§ What is expected
Below are some entries. Copy each line in them that holds "features".

§ Recorded data
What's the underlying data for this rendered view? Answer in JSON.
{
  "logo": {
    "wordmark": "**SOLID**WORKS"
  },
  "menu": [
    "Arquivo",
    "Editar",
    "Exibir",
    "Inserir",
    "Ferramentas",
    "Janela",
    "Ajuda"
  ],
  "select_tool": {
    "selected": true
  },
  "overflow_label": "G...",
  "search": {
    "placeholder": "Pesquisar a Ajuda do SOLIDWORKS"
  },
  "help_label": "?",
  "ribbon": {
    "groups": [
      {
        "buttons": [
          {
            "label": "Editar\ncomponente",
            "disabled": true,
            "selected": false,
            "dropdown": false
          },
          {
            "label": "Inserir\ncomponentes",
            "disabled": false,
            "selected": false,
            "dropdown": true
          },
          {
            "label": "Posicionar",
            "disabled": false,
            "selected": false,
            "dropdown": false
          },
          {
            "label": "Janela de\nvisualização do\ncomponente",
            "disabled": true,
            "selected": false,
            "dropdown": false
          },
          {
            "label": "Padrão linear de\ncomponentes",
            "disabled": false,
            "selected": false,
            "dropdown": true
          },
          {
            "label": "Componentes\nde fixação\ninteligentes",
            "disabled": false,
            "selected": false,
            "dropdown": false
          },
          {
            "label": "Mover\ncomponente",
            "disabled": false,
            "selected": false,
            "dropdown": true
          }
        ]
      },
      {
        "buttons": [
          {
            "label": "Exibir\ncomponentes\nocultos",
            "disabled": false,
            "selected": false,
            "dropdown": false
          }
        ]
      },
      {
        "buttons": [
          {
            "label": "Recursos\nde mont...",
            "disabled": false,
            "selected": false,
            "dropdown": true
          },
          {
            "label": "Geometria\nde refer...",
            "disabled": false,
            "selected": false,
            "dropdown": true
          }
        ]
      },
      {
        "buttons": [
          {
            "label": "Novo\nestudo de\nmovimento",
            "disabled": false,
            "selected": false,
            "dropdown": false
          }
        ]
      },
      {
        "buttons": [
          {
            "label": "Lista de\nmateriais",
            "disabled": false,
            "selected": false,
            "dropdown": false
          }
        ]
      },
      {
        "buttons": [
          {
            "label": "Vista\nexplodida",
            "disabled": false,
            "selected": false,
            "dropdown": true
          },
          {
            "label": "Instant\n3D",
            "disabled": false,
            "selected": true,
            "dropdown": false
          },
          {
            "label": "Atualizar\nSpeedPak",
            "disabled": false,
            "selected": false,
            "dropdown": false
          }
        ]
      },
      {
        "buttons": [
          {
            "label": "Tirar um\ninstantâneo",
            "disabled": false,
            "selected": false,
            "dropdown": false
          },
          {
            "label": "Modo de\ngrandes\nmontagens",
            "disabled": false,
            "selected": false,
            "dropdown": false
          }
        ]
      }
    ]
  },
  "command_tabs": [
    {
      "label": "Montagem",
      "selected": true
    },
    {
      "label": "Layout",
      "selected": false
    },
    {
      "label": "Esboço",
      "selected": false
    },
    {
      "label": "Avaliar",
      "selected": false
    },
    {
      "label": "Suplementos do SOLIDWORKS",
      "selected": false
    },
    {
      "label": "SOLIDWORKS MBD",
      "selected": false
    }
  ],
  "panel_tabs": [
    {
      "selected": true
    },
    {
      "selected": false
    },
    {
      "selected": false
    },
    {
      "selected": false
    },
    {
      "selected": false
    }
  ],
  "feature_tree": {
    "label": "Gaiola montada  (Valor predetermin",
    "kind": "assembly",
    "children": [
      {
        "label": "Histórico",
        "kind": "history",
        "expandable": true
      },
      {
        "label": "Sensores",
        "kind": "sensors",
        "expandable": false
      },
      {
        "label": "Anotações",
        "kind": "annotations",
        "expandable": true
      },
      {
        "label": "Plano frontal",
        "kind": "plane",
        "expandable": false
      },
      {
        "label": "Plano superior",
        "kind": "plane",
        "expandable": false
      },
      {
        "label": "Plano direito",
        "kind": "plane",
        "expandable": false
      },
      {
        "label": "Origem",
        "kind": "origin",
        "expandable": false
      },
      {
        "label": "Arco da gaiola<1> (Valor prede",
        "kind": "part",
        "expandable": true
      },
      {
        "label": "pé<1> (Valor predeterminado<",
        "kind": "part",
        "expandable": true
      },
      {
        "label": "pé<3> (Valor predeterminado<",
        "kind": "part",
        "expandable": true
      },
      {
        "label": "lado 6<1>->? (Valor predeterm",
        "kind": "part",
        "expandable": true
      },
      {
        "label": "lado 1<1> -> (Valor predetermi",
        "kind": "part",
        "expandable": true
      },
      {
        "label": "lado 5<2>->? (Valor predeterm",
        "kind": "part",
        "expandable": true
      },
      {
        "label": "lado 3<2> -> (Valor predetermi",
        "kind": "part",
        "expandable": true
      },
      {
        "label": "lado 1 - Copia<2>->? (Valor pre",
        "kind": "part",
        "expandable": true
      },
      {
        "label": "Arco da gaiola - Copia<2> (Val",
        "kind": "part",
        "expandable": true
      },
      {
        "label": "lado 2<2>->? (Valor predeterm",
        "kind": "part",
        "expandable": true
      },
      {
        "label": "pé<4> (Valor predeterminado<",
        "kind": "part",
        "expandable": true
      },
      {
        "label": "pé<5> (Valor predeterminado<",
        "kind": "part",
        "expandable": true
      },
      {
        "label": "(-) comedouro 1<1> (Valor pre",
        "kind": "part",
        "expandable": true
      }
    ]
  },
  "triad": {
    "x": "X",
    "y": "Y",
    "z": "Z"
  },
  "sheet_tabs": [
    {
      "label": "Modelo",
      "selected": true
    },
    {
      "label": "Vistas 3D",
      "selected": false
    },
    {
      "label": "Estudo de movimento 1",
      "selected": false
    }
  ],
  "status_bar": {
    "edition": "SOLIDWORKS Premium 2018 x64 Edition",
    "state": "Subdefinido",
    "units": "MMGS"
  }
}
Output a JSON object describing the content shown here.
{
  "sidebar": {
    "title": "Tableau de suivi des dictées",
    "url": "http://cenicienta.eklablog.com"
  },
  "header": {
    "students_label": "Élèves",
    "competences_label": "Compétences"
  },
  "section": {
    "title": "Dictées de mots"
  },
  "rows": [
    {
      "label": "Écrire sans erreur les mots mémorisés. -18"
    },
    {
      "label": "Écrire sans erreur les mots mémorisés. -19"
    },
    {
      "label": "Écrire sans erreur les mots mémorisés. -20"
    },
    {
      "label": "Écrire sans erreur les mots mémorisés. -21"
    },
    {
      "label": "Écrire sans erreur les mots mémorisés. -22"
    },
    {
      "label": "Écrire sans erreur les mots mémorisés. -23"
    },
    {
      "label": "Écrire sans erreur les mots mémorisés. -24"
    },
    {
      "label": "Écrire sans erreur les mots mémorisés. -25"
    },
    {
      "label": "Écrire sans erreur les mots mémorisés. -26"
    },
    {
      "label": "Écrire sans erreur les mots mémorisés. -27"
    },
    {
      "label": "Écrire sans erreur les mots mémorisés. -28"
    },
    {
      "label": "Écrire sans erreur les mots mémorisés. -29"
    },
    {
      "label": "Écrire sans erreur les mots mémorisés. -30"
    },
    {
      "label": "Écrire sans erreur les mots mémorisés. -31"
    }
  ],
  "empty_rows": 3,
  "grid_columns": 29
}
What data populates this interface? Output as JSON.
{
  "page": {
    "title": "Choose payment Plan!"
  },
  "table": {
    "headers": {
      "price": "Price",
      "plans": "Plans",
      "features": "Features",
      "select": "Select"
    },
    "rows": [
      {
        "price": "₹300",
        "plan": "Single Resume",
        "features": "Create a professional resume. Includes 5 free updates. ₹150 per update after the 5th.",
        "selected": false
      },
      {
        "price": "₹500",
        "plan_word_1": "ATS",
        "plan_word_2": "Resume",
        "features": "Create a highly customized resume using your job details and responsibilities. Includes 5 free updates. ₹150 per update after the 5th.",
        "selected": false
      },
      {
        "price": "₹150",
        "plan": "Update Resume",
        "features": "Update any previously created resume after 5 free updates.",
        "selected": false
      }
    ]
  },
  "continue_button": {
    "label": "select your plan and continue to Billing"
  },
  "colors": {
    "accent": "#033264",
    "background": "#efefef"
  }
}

§ Exercise result
      "features": "Features",
        "features": "Create a professional resume. Includes 5 free updates. ₹150 per update after the 5th.",
        "features": "Create a highly customized resume using your job details and responsibilities. Includes 5 free updates. ₹150 per update after the 5th.",
        "features": "Update any previously created resume after 5 free updates.",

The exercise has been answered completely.